For the week, the Dow Jones Industrial Average surged 2% to close at 23,328 while the S&P 500 Index rose 0.9% to close at 2,575. The Nasdaq Composite Index gained 0.4% to close at 6,629.
The preliminary reading for gross domestic product (GDP) in the third quarter is expected to be 2.9% as consumer spending remains strong. Durable goods orders for September are forecast to increase by 1%, about half the increase in August. September new home sales should be on a par with the previous month while the final reading for the October Michigan sentiment index should exceed 100, a number that reflects a high degree of consumer confidence in the economy and the labor market.
This week promises to be the busiest one of the earnings season as AT&T, McDonald’s, Coca Cola, Visa, Eli Lilly, Merck, Amgen, 3M, UPS, Caterpillar, Boeing, General Motors, Ford, Alphabet (Google), Amazon.com, Intel, Microsoft, Exxon Mobil and Chevron are just a few of the prominent companies scheduled to report.
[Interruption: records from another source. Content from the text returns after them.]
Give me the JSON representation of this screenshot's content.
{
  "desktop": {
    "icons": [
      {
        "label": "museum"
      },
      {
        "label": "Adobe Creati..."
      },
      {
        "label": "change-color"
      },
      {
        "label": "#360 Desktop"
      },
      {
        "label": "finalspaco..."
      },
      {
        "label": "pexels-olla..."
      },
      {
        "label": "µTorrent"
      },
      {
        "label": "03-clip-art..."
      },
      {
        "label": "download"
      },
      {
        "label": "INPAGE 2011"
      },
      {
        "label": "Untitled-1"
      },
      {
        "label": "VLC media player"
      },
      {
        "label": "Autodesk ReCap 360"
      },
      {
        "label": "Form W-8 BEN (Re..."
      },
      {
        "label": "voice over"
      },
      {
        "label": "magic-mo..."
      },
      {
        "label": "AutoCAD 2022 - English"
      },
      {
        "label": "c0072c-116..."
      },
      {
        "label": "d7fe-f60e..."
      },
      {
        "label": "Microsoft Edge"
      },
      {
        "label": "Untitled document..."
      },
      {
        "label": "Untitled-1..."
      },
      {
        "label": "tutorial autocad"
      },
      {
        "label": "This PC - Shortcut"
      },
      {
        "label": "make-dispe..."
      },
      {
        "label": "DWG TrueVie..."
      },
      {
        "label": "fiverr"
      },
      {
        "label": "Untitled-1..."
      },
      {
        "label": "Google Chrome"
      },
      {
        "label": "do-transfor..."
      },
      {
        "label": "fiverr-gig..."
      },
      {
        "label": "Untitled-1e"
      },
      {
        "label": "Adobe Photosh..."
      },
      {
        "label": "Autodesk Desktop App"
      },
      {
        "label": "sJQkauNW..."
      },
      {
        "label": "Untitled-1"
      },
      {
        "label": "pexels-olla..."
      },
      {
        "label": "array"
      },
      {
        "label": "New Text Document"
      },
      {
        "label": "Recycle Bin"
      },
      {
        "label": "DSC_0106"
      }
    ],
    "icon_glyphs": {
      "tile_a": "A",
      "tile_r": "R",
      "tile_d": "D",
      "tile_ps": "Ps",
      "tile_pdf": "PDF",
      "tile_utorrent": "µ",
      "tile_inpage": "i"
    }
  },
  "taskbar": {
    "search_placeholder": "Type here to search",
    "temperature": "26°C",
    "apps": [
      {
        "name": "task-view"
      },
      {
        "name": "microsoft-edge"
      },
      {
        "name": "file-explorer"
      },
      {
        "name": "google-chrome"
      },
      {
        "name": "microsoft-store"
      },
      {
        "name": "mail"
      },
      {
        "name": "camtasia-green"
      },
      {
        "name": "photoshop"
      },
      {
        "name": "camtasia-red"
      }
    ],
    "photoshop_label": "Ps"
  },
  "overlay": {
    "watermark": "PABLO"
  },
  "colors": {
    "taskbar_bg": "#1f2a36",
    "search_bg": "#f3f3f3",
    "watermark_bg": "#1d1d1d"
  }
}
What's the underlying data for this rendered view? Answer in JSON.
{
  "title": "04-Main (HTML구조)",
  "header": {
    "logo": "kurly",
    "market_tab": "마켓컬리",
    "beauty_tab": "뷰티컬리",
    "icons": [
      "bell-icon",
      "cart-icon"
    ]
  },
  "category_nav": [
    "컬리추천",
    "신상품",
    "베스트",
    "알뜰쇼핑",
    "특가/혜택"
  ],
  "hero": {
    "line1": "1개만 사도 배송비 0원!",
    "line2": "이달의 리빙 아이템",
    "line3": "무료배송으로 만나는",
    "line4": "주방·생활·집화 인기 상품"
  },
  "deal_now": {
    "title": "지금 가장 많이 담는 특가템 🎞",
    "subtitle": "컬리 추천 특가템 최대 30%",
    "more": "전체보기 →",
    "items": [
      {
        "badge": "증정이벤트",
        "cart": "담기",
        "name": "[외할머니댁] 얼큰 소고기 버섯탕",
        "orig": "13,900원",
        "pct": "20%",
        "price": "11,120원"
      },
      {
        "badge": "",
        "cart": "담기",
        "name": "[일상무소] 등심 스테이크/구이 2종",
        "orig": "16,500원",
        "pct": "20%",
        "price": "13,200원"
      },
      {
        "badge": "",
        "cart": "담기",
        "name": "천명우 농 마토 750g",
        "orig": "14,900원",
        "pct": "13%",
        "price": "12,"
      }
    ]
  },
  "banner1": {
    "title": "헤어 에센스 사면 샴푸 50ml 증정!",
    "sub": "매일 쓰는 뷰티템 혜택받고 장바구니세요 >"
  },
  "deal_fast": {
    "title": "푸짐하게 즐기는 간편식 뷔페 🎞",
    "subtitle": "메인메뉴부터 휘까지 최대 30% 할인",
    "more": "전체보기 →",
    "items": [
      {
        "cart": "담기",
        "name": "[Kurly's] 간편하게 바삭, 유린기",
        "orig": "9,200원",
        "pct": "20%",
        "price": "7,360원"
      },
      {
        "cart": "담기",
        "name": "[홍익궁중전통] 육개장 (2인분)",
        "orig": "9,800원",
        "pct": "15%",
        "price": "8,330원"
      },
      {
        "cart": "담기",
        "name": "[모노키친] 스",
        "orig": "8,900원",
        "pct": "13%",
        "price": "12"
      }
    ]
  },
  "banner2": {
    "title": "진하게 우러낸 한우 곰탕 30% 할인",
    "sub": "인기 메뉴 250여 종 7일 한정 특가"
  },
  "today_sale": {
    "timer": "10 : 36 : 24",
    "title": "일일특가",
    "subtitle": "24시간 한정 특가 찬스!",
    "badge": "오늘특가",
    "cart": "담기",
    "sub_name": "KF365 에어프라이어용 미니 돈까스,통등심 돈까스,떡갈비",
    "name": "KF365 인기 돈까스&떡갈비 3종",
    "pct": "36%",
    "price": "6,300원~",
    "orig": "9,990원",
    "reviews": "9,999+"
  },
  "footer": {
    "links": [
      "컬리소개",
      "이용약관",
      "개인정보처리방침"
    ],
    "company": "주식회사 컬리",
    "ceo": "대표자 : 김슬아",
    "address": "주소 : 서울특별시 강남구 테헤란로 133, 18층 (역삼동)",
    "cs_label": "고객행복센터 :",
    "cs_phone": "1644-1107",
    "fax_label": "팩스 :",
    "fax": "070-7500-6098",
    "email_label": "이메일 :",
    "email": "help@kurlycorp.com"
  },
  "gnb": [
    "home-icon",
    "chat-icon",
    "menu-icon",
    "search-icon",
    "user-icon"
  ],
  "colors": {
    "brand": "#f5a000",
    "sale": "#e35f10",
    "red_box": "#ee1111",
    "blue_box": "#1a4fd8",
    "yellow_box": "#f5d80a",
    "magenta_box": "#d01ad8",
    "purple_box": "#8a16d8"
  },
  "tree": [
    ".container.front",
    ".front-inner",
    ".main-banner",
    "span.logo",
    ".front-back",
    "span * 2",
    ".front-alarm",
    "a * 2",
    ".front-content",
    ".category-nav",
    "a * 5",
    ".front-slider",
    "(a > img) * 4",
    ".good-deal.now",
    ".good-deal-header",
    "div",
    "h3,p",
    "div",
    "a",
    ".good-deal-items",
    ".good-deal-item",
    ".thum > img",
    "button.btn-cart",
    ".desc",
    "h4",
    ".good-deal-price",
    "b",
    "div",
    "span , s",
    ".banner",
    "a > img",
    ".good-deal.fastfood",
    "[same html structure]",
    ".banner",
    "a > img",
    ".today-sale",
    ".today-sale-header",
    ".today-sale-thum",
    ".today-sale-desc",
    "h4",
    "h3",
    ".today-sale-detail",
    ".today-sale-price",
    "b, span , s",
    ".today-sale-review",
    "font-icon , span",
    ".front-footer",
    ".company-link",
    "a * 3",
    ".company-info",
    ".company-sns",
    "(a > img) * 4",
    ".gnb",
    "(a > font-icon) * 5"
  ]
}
Just over 30 years ago on October 19, 1987, the Dow Jones Industrial Average plunged 508 points or 22.6%, making it the worst day in U.S. stock market history. From its high on August 25, 1987 to the low on Black Monday, the Dow actually lost 984 points or 36% in only 39 trading days. While there are some so-called investment gurus and pundits that have warned about another crash in the market, there are important differences between then and now. Probably the biggest cause of the 1987 crash was the increase in the discount rate by the Federal Reserve from 5.5% in August of that year to 6% in October. The yield on the 10-year Treasury also soared from 7.23% at the beginning of the year to 10.15% on the day of the crash. Today the current yield on the same 10-year Treasury is only 2.38% and yields across the entire yield curve are much lower. If the long-term average total return for stocks has been in the neighborhood of 10%, why would you invest any money in risk assets such as stocks when a risk-free U.S. government bond is paying over 10%? Another possible cause that contributed to the crash was a new device called program trading that used computer algorithms to buy and sell stocks to make small profits. Two separate attacks by Iran on U.S.-owned ships in early October also caused jitters among investors. Investors who panicked and sold their equity positions on that day missed out on the recovery in stock prices as the Dow rallied 17% over the next two days. In fact, the Dow posted a total return of nearly 6% for the year despite the crash on October 19th. The best course of action for investors to weather this type of extreme volatility is to develop an asset allocation plan that fits their long-term investment objective and enables them to remain calm and to sleep at night, even under the most trying circumstances.